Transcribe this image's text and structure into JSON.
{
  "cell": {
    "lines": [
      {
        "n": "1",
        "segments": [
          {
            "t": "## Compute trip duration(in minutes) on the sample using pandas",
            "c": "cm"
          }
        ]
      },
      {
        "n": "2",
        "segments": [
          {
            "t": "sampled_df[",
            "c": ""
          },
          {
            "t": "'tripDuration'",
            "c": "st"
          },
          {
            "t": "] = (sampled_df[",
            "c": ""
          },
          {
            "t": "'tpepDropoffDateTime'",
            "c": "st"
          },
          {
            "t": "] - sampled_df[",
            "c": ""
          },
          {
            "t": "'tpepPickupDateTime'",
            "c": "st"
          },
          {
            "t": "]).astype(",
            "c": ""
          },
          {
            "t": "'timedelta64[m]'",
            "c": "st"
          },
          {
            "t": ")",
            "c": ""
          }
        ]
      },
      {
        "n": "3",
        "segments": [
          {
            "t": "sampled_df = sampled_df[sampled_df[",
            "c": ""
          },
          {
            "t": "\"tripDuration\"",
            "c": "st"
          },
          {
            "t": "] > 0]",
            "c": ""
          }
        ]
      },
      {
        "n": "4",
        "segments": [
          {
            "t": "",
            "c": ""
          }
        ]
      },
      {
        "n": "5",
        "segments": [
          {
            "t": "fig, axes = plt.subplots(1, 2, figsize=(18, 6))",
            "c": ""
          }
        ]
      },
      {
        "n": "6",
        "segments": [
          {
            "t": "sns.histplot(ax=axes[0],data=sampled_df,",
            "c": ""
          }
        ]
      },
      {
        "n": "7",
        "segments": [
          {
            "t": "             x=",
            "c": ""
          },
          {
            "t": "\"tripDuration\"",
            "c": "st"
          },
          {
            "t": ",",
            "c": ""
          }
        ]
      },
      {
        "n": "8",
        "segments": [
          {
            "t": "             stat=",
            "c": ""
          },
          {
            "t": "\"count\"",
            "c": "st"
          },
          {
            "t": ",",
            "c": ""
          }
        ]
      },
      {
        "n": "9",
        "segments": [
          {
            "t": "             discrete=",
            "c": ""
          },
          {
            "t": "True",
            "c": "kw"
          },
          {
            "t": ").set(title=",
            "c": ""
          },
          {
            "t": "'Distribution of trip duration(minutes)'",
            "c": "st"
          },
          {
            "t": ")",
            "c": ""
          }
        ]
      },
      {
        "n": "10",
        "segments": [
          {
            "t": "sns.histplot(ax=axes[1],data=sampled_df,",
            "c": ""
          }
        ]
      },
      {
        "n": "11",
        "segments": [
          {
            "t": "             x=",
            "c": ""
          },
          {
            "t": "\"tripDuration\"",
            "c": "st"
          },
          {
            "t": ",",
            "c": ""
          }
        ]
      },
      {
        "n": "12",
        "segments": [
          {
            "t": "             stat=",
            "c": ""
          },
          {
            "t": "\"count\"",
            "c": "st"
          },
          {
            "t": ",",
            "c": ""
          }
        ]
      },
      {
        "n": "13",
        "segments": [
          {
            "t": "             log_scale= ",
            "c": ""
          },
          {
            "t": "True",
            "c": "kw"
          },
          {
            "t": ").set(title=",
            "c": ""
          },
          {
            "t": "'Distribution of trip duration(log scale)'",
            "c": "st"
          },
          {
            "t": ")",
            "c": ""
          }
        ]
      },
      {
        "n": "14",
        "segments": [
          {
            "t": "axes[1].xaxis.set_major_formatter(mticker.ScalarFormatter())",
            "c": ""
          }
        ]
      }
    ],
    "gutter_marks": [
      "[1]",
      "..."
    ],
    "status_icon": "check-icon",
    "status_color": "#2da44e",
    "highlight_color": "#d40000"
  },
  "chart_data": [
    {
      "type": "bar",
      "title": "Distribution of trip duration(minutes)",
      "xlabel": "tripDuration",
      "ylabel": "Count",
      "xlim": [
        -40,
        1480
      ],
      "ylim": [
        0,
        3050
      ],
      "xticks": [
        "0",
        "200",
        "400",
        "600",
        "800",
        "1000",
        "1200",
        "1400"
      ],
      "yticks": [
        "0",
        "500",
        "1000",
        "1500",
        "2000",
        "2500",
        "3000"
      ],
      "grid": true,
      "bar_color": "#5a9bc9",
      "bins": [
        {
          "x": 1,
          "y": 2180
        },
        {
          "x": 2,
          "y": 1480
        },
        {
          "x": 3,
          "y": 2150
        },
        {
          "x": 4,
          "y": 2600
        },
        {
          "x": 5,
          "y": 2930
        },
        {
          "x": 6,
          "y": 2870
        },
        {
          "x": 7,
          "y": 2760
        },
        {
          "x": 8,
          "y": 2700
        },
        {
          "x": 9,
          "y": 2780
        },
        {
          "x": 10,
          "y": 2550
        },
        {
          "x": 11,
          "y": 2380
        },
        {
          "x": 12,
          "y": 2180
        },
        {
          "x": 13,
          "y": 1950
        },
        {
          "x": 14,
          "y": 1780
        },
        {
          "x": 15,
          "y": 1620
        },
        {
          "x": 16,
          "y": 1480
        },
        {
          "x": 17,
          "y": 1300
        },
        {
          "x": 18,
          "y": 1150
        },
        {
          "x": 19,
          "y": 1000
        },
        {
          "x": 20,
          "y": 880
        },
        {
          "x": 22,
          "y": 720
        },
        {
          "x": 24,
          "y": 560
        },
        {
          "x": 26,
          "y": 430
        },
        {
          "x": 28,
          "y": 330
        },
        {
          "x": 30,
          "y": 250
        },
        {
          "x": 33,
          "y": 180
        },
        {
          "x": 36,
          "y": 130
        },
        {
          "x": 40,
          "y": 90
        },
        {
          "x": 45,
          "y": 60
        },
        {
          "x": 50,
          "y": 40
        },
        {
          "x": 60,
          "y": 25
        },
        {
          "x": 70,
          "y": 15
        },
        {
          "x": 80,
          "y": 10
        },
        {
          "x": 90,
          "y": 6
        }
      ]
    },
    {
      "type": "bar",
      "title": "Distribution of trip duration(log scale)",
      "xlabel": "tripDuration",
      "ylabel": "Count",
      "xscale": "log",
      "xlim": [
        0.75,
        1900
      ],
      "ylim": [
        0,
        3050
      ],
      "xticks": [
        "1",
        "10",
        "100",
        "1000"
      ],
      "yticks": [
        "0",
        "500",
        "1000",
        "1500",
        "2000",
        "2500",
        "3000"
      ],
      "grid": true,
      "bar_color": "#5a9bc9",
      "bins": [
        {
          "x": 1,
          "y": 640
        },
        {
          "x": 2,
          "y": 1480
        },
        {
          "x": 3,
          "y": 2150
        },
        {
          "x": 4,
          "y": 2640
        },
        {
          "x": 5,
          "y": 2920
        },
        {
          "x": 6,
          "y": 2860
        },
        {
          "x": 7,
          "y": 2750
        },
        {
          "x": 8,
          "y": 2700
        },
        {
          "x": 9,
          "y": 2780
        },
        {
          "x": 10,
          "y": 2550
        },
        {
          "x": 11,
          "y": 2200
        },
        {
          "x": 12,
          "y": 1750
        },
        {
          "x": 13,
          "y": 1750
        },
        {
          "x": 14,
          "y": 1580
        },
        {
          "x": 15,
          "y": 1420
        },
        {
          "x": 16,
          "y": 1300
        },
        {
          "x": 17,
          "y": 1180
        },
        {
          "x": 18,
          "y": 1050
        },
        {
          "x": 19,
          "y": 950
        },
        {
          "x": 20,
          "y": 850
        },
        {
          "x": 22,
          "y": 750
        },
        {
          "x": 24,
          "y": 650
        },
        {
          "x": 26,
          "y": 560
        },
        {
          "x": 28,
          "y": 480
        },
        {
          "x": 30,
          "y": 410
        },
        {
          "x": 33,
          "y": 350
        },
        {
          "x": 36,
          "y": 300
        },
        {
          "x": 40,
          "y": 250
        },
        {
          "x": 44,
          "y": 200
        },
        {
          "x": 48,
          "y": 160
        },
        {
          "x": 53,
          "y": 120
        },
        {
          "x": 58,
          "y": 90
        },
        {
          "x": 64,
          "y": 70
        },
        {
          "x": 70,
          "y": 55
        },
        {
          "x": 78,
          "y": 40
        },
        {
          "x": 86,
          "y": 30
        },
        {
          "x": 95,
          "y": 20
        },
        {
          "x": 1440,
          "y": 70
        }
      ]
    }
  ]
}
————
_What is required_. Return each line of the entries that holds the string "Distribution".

_Your solution_.
            "t": "'Distribution of trip duration(minutes)'",
            "t": "'Distribution of trip duration(log scale)'",
      "title": "Distribution of trip duration(minutes)",
      "title": "Distribution of trip duration(log scale)",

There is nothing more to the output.